After being told about the success of Red’s fences in stopping further damage and tree death the old Closeteer visited and looked for beaver sculptures, particularly those resembling what he calls beaver busts.* While doing so he remembered a strange encounter in mid-October with a delegation of beavers. Over the years beavers have known he often walks around their many impoundments in town and beyond. They also probably know he cuts and steals their rare sculpted busts when found. However, they may sense he likes beavers and admires their work so they haven’t seemed to mind the loss of seven busts over 16 years. Through the wildlife grapevine they may have also learned he has given busts to four grandchildren as very unusual birthday gifts, and that there still is a large one on the floating Water Closet shack’s deck.
While hiking on the west edge of a very large impoundment of beavers’ in the undeveloped, protected north part of town where North Andover, Boxford and Middleton meet three old beavers recently confronted him and led the friendly Closeteer to the stump of a large ash tree. He immediately recognized it as the place he had found a large bust that he cut and took without permission to the Water Closet. Many more paw signals from the furry delegates followed. Somehow the Closeteer finally sensed or intuited that they wanted him to bring the bust as a gift to Ira Singer who was departing after 34 years as Middleton town administrator. Ira worked closely with the Conservation Commission, the Community Preservation Committee, and the Essex County Greenbelt Association over the years. He never bothered beavers as officials do in many towns.
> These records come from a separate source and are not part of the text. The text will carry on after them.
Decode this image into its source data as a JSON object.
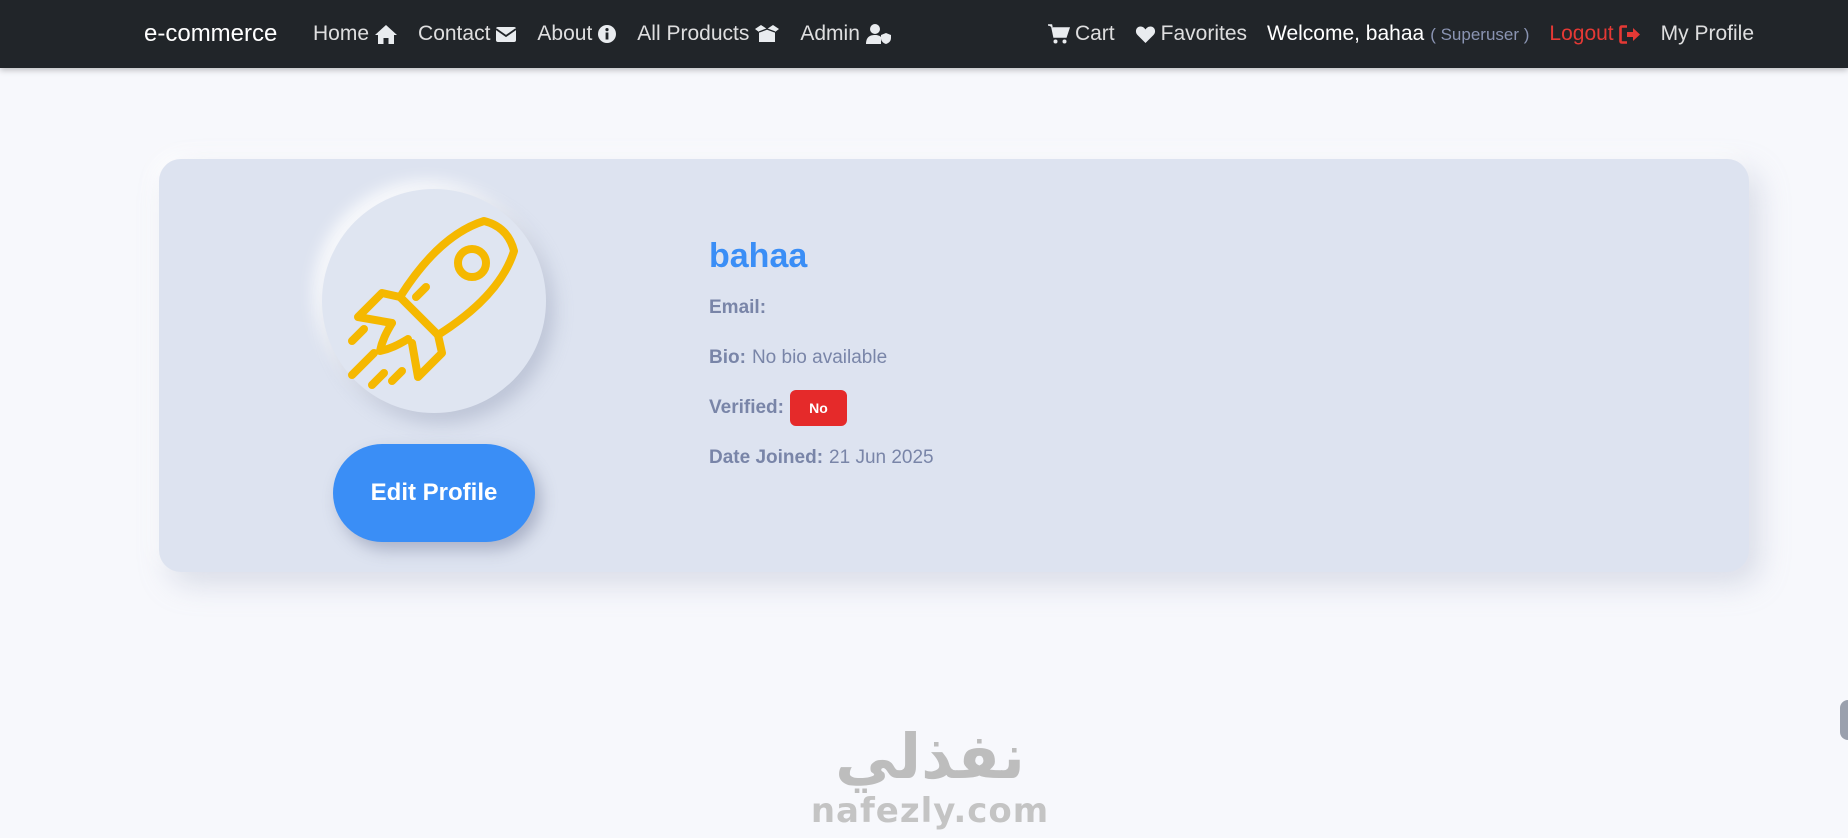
{
  "navbar": {
    "brand": "e-commerce",
    "left_links": [
      {
        "label": "Home",
        "icon": "home-icon"
      },
      {
        "label": "Contact",
        "icon": "envelope-icon"
      },
      {
        "label": "About",
        "icon": "info-circle-icon"
      },
      {
        "label": "All Products",
        "icon": "box-open-icon"
      },
      {
        "label": "Admin",
        "icon": "user-shield-icon"
      }
    ],
    "cart_label": "Cart",
    "favorites_label": "Favorites",
    "welcome_text": "Welcome, bahaa",
    "role_text": "( Superuser )",
    "logout_label": "Logout",
    "my_profile_label": "My Profile"
  },
  "profile": {
    "username": "bahaa",
    "avatar_icon": "rocket-icon",
    "email_label": "Email:",
    "email_value": "",
    "bio_label": "Bio:",
    "bio_value": "No bio available",
    "verified_label": "Verified:",
    "verified_value": "No",
    "date_joined_label": "Date Joined:",
    "date_joined_value": "21 Jun 2025",
    "edit_button_label": "Edit Profile"
  },
  "watermark": {
    "arabic": "نفذلي",
    "latin": "nafezly.com"
  },
  "colors": {
    "navbar_bg": "#212529",
    "accent_blue": "#3a8ef6",
    "danger_red": "#e52a2a",
    "logout_red": "#e53935",
    "card_bg": "#dde3f0",
    "rocket_yellow": "#f5b800",
    "muted_text": "#7985a8"
  }
}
In any event, the Closeteer, feeling guilty about the theft, signed with hands and smiles that he would do as he thought they wanted. He returned to the Water Closet and sanded smooth the bottom of the bust where his saw had cut and with a black magic marker wrote: Bust in ash of IRA SINGER by anonymous Middleton beaver sculptor, circa 2003
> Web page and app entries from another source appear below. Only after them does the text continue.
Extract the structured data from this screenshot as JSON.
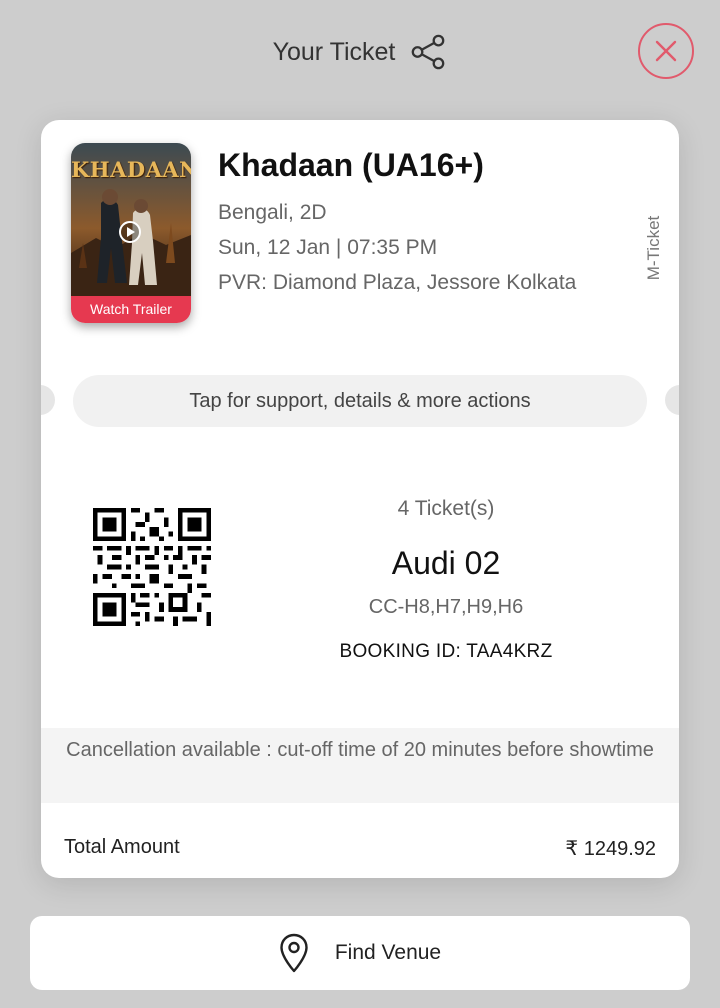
{
  "header": {
    "title": "Your Ticket",
    "share_icon": "share-icon",
    "close_icon": "close-icon"
  },
  "movie": {
    "title": "Khadaan (UA16+)",
    "language_format": "Bengali, 2D",
    "datetime": "Sun, 12 Jan | 07:35 PM",
    "venue": "PVR: Diamond Plaza, Jessore Kolkata",
    "poster_title": "KHADAAN",
    "trailer_label": "Watch Trailer"
  },
  "ticket_type": "M-Ticket",
  "support_label": "Tap for support, details & more actions",
  "booking": {
    "ticket_count": "4 Ticket(s)",
    "screen": "Audi 02",
    "seats": "CC-H8,H7,H9,H6",
    "booking_id": "BOOKING ID: TAA4KRZ"
  },
  "cancellation_note": "Cancellation available : cut-off time of 20 minutes before showtime",
  "total": {
    "label": "Total Amount",
    "value": "₹ 1249.92"
  },
  "find_venue_label": "Find Venue",
  "colors": {
    "accent": "#e63950",
    "close": "#e15a6c",
    "background": "#cdcdcd"
  }
}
On the evening of October 28 at a jolly, wake-like goodbye party for Ira at Theresa’s Restaurant the heavy bust, veiled in white plastic, was left on a gift table to be found later in the evening by Ira who had done such a good job for our town, a town which includes scores of beavers who’ve created several hundred acres of rich wildlife habitat during the last two decades of Ira’s reign.
* We Stream Teamers have never seen the sculptors at work on what we call busts. Perhaps a short beaver, or an old one bent over, deeply notches the base of the tree half way through all around. Later a taller beaver comes along and not happy with the low cut makes another head high above the first only this time going all the way through until the tree falls. Humans who hike around beaver impoundments see 100s of stumps from single cuts and every few years a double cut that appears a head on neck above shoulders. It is fun to think a beaver artist has purposely made a bust of a friend or famous beaver.
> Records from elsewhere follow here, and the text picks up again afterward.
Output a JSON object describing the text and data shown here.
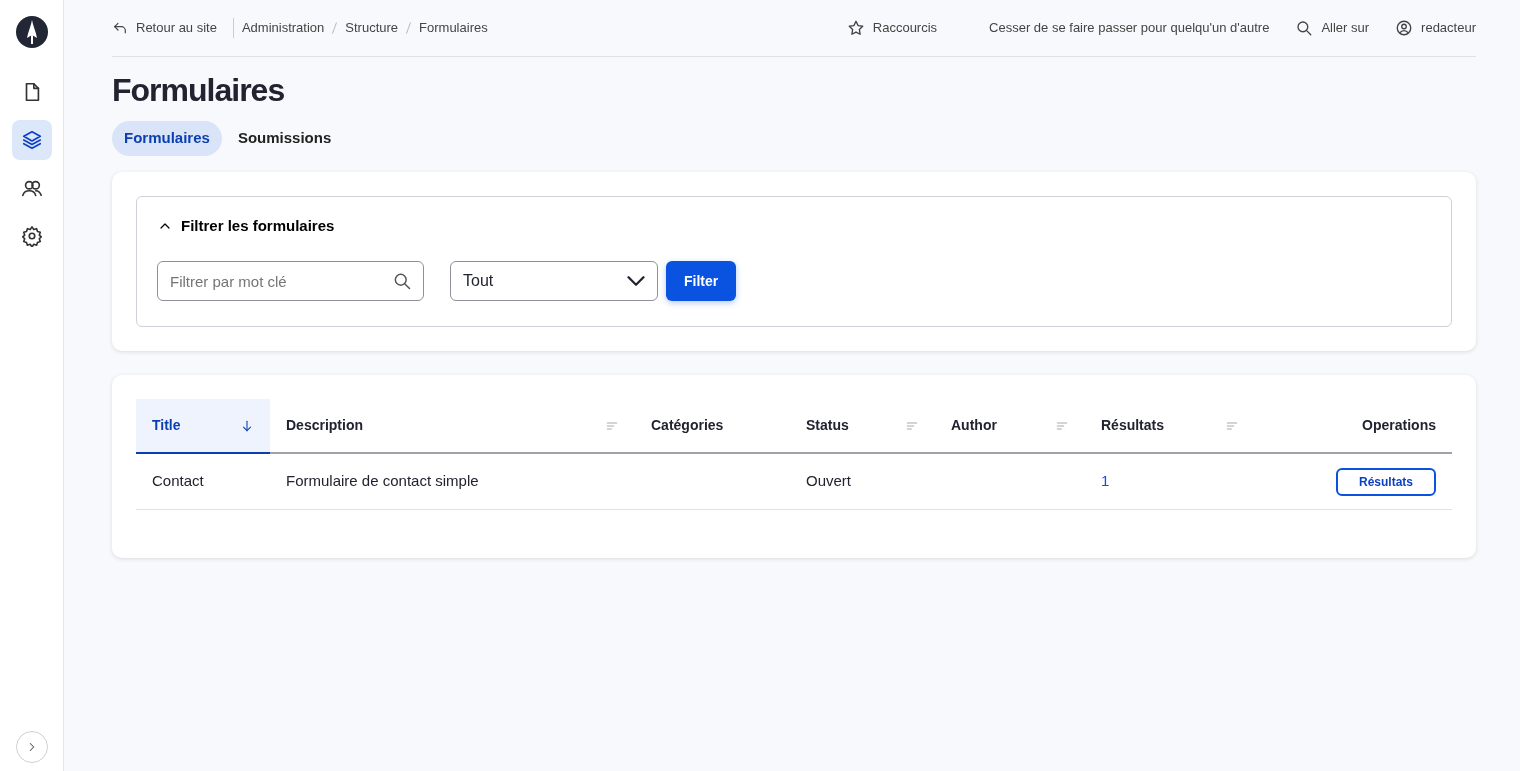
{
  "sidebar": {
    "items": [
      {
        "kind": "document",
        "selected": false
      },
      {
        "kind": "layers",
        "selected": true
      },
      {
        "kind": "people",
        "selected": false
      },
      {
        "kind": "gear",
        "selected": false
      }
    ]
  },
  "topbar": {
    "back_link": "Retour au site",
    "breadcrumb": [
      "Administration",
      "Structure",
      "Formulaires"
    ],
    "actions": [
      {
        "kind": "star",
        "label": "Raccourcis"
      },
      {
        "kind": "text",
        "label": "Cesser de se faire passer pour quelqu'un d'autre"
      },
      {
        "kind": "search",
        "label": "Aller sur"
      },
      {
        "kind": "user",
        "label": "redacteur"
      }
    ]
  },
  "title": "Formulaires",
  "tabs": [
    {
      "label": "Formulaires",
      "selected": true
    },
    {
      "label": "Soumissions",
      "selected": false
    }
  ],
  "filter": {
    "title": "Filtrer les formulaires",
    "expanded": true,
    "search": {
      "placeholder": "Filtrer par mot clé"
    },
    "select": {
      "value": "Tout"
    },
    "button": "Filter"
  },
  "table": {
    "columns": [
      {
        "label": "Title",
        "sortable": true,
        "sorted": true
      },
      {
        "label": "Description",
        "sortable": true,
        "sorted": false
      },
      {
        "label": "Catégories",
        "sortable": false,
        "sorted": false
      },
      {
        "label": "Status",
        "sortable": true,
        "sorted": false
      },
      {
        "label": "Author",
        "sortable": true,
        "sorted": false
      },
      {
        "label": "Résultats",
        "sortable": true,
        "sorted": false
      },
      {
        "label": "Operations",
        "sortable": false,
        "sorted": false
      }
    ],
    "rows": [
      {
        "cells": [
          {
            "kind": "text",
            "text": "Contact"
          },
          {
            "kind": "text",
            "text": "Formulaire de contact simple"
          },
          {
            "kind": "empty"
          },
          {
            "kind": "text",
            "text": "Ouvert"
          },
          {
            "kind": "empty"
          },
          {
            "kind": "link",
            "text": "1"
          },
          {
            "kind": "button",
            "text": "Résultats"
          }
        ]
      }
    ]
  }
}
_______________________________________________________________________________WATER RESOURCE AND CONSERVATION INFORMATION
FOR MIDDLETON, BOXFORD AND TOPSFIELD`
|Precipitation Data* for Month of:||Aug||Sept||Oct||Nov|
|30 Year Normal (1981 – 2010) Inches||3.37||3.77||4.40||4.55|
|2015 Central Watershed Actual||2.67||3.97||3.11||0.0 as of 11/9**|
Ipswich R. Flow Rate (S. Middleton USGS Gage) in Cubic Feet/ Second (CFS):
For Nov 9, 2015 Normal . . . 33 CFS Current Rate . . . 100 CFS
*Danvers Water Filtration Plant, Lake Street, Middleton is the source for actual precipitation data thru Oct..
**Middleton Stream Team is source of actual precipitation data for Nov.
Normals data is from the National Climatic Data Center.
THE WATER CLOSET is provided by the Middleton Stream Team: www.middletonstreamteam.org or <MSTMiddletonMA@gmail.com> or (978) 777-4584